The Year of My Miraculous Reappearance by Catherine Ryan HydeI decided to read The Year of My Miraculous Reappearance by Catherine Ryan Hyde because it’s about an alcoholic teenager who actually goes to Alcoholics Anonymous (AA) meetings. A lot of books mention teen drinking, but few that I’ve read talk about treatment. Or, if they do, they don’t name the treatment program. So I was particularly interested in a kid who goes to AA and not just “rehab” (not that there’s anything wrong with rehab, of course).

Brief summary, avoiding major spoilers: Thirteen-year-old Cynnie has an alcoholic mom. She hates that her mom drinks and doesn’t take care of Cynnie or her little brother, Bill, who has Down’s Syndrome. One day, the pain gets to be too much for Cynnie and she does what her mom does when the pain is too much: she has a beer. And it’s all downhill from there. Cynnie is then forced to attend AA meetings after getting into a lot of trouble.
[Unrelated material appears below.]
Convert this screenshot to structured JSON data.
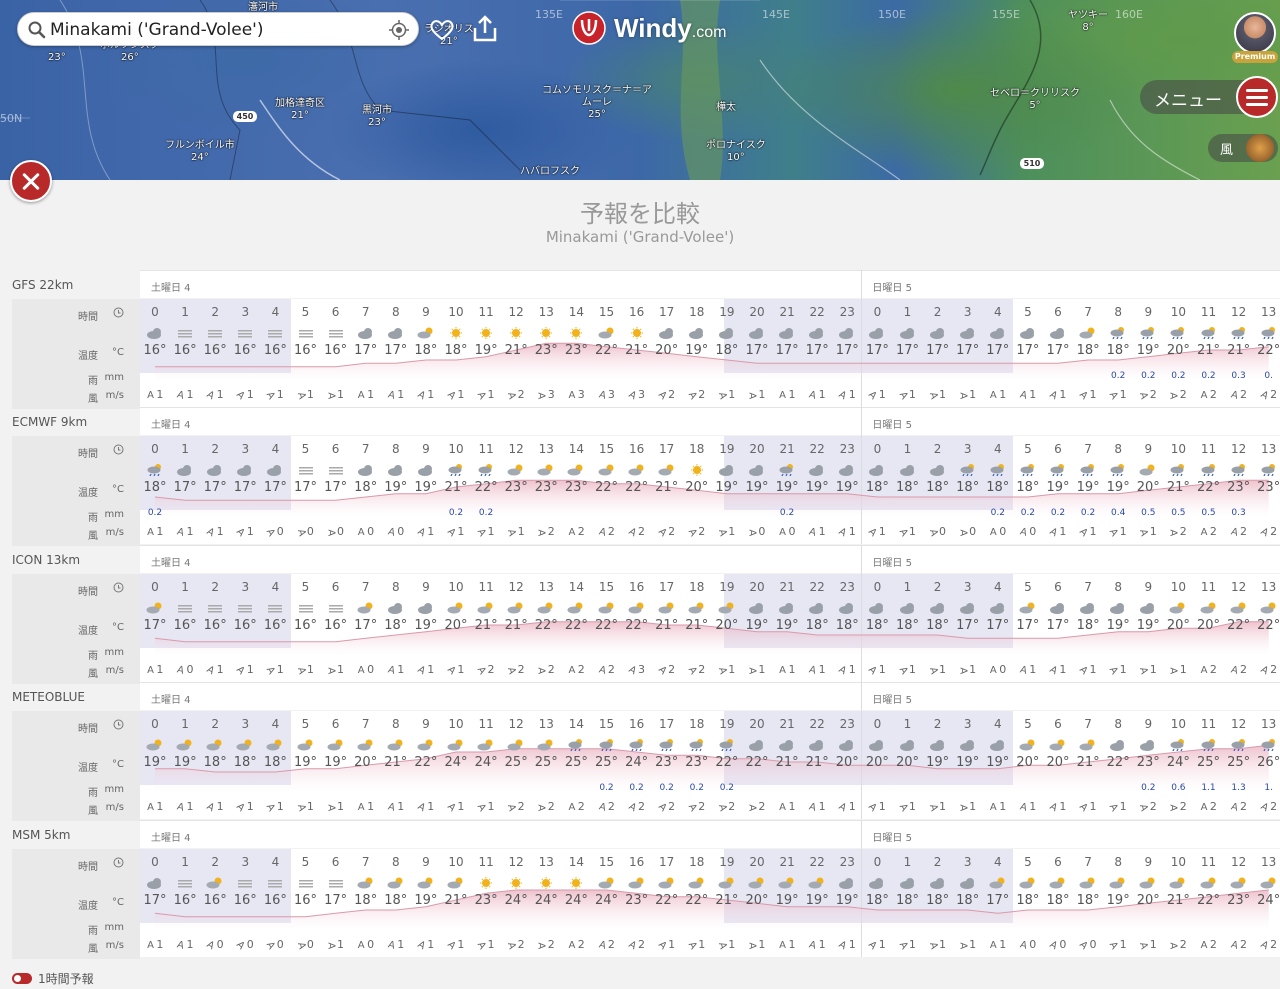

When I first started this book, I didn’t think I was going to like it. I found the writing too simplistic, and Cynnie is a really young thirteen. However, I realized that (a) all 13-year-olds do not talk and think like my daughter and (b) part of Cynthia’s character is that she avoids thinking a lot. She doesn’t really read or care that much about school. She just hangs out with a couple of the neighborhood boys and tries to avoid her mom.

I don’t mean to imply that Cynnie isn’t intelligent or that she doesn’t think deeply about things because that’s not true. The quote I pulled about the fence posts is from early in the book, for example. She thinks a lot; she just doesn’t use a lot of complex language to do so. Her voice is also pretty immediate, and I could imagine a 13-year-old kid telling a story the way she does: “I did this and this. My mom did that. I was mad so I did this. Then I went to my room and threw things,” etc. I mean, if a kid isn’t trying to feel her feelings, she’s not going to have a whole lot to say about them.

But that’s a big reason of why I didn’t think the book would have staying power. I was wary that the author was going to keep things simple and kind of on the surface.

And then Cynnie starts drinking. And I was just so worried about her, and I wanted her to not drink and find another way and to get help. And I had to keep reading to see what was going to happen to her and to make sure she was going to be okay. Because she’s just a kid who got caught up drinking and is in pain and needs help. And she’s so sad and I don’t want her to be sad.

And then! Then she has to go to AA and I’m hopeful! But it’s not easy for her, and I want to see how she pulls through and if she commits to sobriety and overcomes her struggles with sobriety. Also, I want her to believe in herself the way that I do.

So I kept reading, and I was invested in the narrative–not just how the author was going to portray a teen alcoholic in a treatment program.

As for how AA is handled, I think the program is presented in a straightforward and accessible way. Hyde doesn’t do any info dumps or long drawn out exposition of how the program works. Everything is presented through Cynnie’s experience in and with the program. Sometimes she asks questions, sometimes she explains something she’s learned, but the story is never preachy and never says AA is something any one person has to do. Hyde just shows how this character experiences AA and how it affects her life. AA is also not presented as some magic cure-all. Sobriety takes work, and the narrative shows how difficult maintaining sobriety can be, no matter how far along in the program someone is.

I know I spent a lot of time talking about Cynnie and AA, but that’s because most of the story focuses on those two things. The other characters that populate the narrative are not given that much page time, but they’re all fully realized and memorable. I understand the relationships and motivations of all of them.

I think this book would be good for teens who know someone who attends AA or who may need AA themselves because it really demystifies how the whole thing works and isn’t preachy or didactic at all.

My only complaint is that there’s no mention of Al-Anon or Alateen made at all. Even one line saying when she’s ready, Cynnie might want to consider Al-Anon/Alateen since her mom is an alcoholic would have been nice.

Source: Library